[Interface dataset entries]
###
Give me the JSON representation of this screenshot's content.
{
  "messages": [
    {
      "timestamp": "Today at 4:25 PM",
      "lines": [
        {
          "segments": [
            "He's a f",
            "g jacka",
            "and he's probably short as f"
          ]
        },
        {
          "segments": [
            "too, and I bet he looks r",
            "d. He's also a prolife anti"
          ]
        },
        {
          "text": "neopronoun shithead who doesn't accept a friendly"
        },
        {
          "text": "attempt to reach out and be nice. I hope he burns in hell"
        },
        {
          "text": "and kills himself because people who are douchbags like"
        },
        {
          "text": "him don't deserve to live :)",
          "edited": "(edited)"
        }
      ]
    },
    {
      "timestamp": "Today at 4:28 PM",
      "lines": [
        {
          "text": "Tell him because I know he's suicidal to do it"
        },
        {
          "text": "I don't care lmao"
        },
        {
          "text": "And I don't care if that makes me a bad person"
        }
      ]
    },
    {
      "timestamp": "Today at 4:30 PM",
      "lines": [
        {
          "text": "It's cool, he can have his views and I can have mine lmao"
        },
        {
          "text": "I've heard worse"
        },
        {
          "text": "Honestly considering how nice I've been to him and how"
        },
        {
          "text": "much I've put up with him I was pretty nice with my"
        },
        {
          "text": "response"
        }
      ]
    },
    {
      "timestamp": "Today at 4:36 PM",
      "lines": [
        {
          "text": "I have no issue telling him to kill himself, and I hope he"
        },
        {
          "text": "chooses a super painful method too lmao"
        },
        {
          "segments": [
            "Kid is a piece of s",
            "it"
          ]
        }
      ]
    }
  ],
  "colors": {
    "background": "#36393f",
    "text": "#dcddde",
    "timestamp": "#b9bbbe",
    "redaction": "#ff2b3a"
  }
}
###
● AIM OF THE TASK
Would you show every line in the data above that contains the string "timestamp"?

● SOLUTION FOR THIS TASK
      "timestamp": "Today at 4:25 PM",
      "timestamp": "Today at 4:28 PM",
      "timestamp": "Today at 4:30 PM",
      "timestamp": "Today at 4:36 PM",
    "timestamp": "#b9bbbe",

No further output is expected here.